ST. LOUIS – Federal Reserve Bank of St. Louis President James Bullard discussed “The Tapering Debate: Data and Tools,” at the Financial Forum hosted by the St. Louis Regional Chamber on Friday.
Bullard noted that current U.S. monetary policy has two components: 1) a short-term policy rate, which has been near zero since December 2008, and its associated forward guidance, and 2) an asset purchase program that began in September 2012, with purchases currently at a pace of $85 billion per month.
At its meeting earlier this week, the Federal Open Market Committee (FOMC) made no changes to the pace of asset purchases. “Any FOMC decision on tapering is data dependent,” Bullard emphasized, explaining that data dependence in this case encompasses both cumulative progress in labor markets since September 2012 and a judgment concerning the sustainability of that progress.
During his presentation, Bullard also discussed the FOMC’s two different monetary policy tools currently in use—the asset purchases and forward guidance. “A decision to modestly reduce the pace of asset purchases can still leave a very accommodative policy in place to the extent forward guidance remains intact,” he explained. Bullard said that while the FOMC views the two tools as independent, financial markets view them as closely linked. “This presents challenges for the Committee,” he noted.
Tapering Decisions Depend on the Data
Bullard said that cumulative progress in labor market outcomes since September 2012 provides the most powerful part of the case for tapering, or reducing the pace of purchases. The FOMC’s stated goal when it began the current asset purchase program in September 2012 was substantial improvement in labor market outcomes. Bullard noted that two key labor market indicators—unemployment and nonfarm payroll employment—have shown clear improvement over the past year.
To be sure, not all aspects of labor markets have improved, he said. For instance, growth in total hours worked has been slower than it was before the September 2012 decision.
“To the extent that key labor market indicators continue to show cumulative improvement, the likelihood of tapering asset purchases will continue to rise,” Bullard said. “This is because the Committee’s 2012 criterion of substantial improvement in labor markets gets easier and easier to satisfy on a cumulative basis as labor markets continue to heal.”
However, he cautioned that “the Committee also wants reassurance that any progress made in labor markets will stick.”
Two Monetary Policy Tools

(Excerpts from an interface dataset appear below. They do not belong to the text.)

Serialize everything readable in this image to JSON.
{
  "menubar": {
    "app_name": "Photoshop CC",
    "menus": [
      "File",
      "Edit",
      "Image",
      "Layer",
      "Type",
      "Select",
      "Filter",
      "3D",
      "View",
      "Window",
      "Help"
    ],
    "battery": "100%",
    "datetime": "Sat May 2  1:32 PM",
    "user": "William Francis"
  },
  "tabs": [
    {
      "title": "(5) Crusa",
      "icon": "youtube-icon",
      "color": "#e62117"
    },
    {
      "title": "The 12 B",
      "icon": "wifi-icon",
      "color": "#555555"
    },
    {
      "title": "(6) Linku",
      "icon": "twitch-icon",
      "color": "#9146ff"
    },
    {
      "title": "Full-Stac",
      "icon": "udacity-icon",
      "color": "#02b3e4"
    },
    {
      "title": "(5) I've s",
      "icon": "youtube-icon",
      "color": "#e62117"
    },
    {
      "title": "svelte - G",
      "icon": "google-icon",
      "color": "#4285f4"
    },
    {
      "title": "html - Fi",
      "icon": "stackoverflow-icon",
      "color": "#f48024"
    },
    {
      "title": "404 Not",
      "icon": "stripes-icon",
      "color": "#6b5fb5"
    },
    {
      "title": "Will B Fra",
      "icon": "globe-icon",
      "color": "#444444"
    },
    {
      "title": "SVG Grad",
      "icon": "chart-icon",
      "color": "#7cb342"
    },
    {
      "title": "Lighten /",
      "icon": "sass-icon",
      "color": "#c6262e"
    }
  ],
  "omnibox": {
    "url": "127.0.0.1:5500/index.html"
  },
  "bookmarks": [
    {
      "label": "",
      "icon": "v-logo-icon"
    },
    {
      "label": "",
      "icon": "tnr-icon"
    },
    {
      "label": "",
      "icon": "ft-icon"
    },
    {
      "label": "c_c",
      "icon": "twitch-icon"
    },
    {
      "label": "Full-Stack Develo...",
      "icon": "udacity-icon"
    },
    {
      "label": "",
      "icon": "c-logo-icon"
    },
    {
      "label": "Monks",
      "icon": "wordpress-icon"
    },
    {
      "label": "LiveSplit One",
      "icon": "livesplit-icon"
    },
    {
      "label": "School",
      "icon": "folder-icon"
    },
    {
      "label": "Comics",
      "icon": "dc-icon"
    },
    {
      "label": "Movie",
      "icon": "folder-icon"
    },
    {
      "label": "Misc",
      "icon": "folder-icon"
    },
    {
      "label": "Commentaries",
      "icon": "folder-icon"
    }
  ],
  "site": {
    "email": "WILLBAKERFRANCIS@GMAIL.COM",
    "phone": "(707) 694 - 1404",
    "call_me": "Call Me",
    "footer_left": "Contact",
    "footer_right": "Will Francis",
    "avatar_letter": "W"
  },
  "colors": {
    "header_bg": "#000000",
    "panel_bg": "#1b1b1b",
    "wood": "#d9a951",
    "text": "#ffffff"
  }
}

Bullard then turned to how policymakers and financial markets view the FOMC’s near-zero policy rate coupled with forward guidance and the asset purchase program. He noted that policymakers tend to think of these tools separately, and financial markets tend to think of the two tools together. “Both views have some merit,” he said.
The financial market view has some merit because for both tools, the setting is dependent on the state of the economy, Bullard said. “When there is a change to the macroeconomic outlook, it is reasonable to think that the settings for both tools would be affected.” The policymaker view also has some merit because the two tools can be thought of as independent, Bullard explained. “The policymaker can choose to respond to a change in the outlook by altering the setting of one tool, leaving the other unchanged,” he said. “In particular, a decision to taper need not change the Committee’s forward guidance.”
Bullard discussed two recent events that provide a window on the connection between asset purchases and forward guidance. The first was in June, when the FOMC announced a “roadmap” for a possible tapering decision in the autumn. The second event was in September, when the FOMC decided not to taper at that particular meeting and instead decided to continue with the current pace of purchases. Bullard noted that the June announcement was viewed as relatively hawkish by financial markets and the September announcement was viewed as relatively dovish.
“The ‘financial markets signature’ from the unexpected changes in the policy stance at the June and September FOMC meetings showed that asset purchases are very effective,” Bullard said. He explained that key variables, including the real interest rate, the exchange rate, equity prices and expected inflation, moved significantly and in the conventional direction following these announcements. “This demonstrates that changes in the pace of asset purchases have a very similar financial market effect as changes in the policy rate during more ‘normal times,’” Bullard said.
While changing the pace of asset purchases acts very much like a conventional change in interest rates, this effect also spilled over to the expected path of the policy rate (the FOMC’s “forward guidance”). Bullard noted that this effect was perhaps surprising to policymakers, who view the two tools as independent, but not to financial markets, which view the two tools as tied closely together.
“The Committee needs to either convince markets that the two tools are separate, or learn to live with the joint effects of tapering on both the pace of asset purchases and the perception of future policy rates,” Bullard said.